If you have heart disease, or you’ve undergone heart surgery, it’s important to factor in some form of exercise into your daily routine, helping to keep your condition under control. The more physical activity you do, the better, especially when it comes to strengthening your heart muscle, helping you to manage your blood pressure and cholesterol levels. Here are a few exercises that you can do, as well as the benefits of regular exercise.
There are so many benefits that come with doing regular exercise, especially for those who have heart problems. Not only can exercise make your heart muscle stronger, it can reduce chest pains and other symptoms too. If you have diabetes, regular exercise can help you stay in control of your blood sugar levels. You can also lose weight from working out, making you feel better. Exercise will also keep your bones strong, enabling you to be more active and independent.
Types of Exercises

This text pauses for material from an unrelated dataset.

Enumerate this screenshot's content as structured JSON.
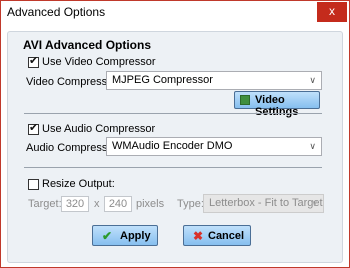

You may be surprised at just how many activities you can do, even if you have a heart problem. If you like aerobic activities like swimming, biking, walking, or light jogging, it’s always best to start off slow, rather than rushing to the deep end. Before you begin an activity, you should do 5 minutes of moving around or stretching which will warm your muscles and get your heart going. If you feel tired, it’s advised to take rest periods.
Know Your Limits
If you are finding exercise a struggle, or it’s putting too much strain on your heart, it’s best that you stop immediately. There are several symptoms to look out for, such as chest pain, shortness of breath, nausea, an irregular heartbeat, and dizziness. It’s important that you don’t ignore these warning signs, as you could be at risk of causing serious damage to your health. Make sure to drink plenty of water throughout your work out, and if things get too much, give yourself a rest until you feel better. No matter what types of symptoms you have, make sure to write them down and what time of the day they occur which you can pass over to your doctor.
Scheduling an appointment with your doctor before you begin exercising is the best way to go. Seeking medical advice can put your mind at ease and give you more information on what types of activities and exercises are right for you. Your doctor will be able to keep track of your heart problem and give advice on whether you should continue with your exercise. If you’re ever in doubt, it’s always advised to see a professional. You must remember that doctors are there to help you, so if you have a heart problem, it’s important that you keep in regular contact.
Once you’ve been given the go ahead, there are also several safety precautions that you can take at home. If you plan to do exercises in the home, having a medical alert system in place will mean that you can get medical help in an instant, at a push of a button. Here is a list of the top rated medical alert systems, with discounts for AARP members.
Before you begin any exercise, it’s always best to consult with your doctor first, as they will give you the green light on what types of activities are suitable for you to do. When working out, make sure to pace yourself, avoid exercising outdoors in harsh temperatures, and stay hydrated throughout. Regular exercise can be a great way to strengthen your heart muscle, helping you to stay in control.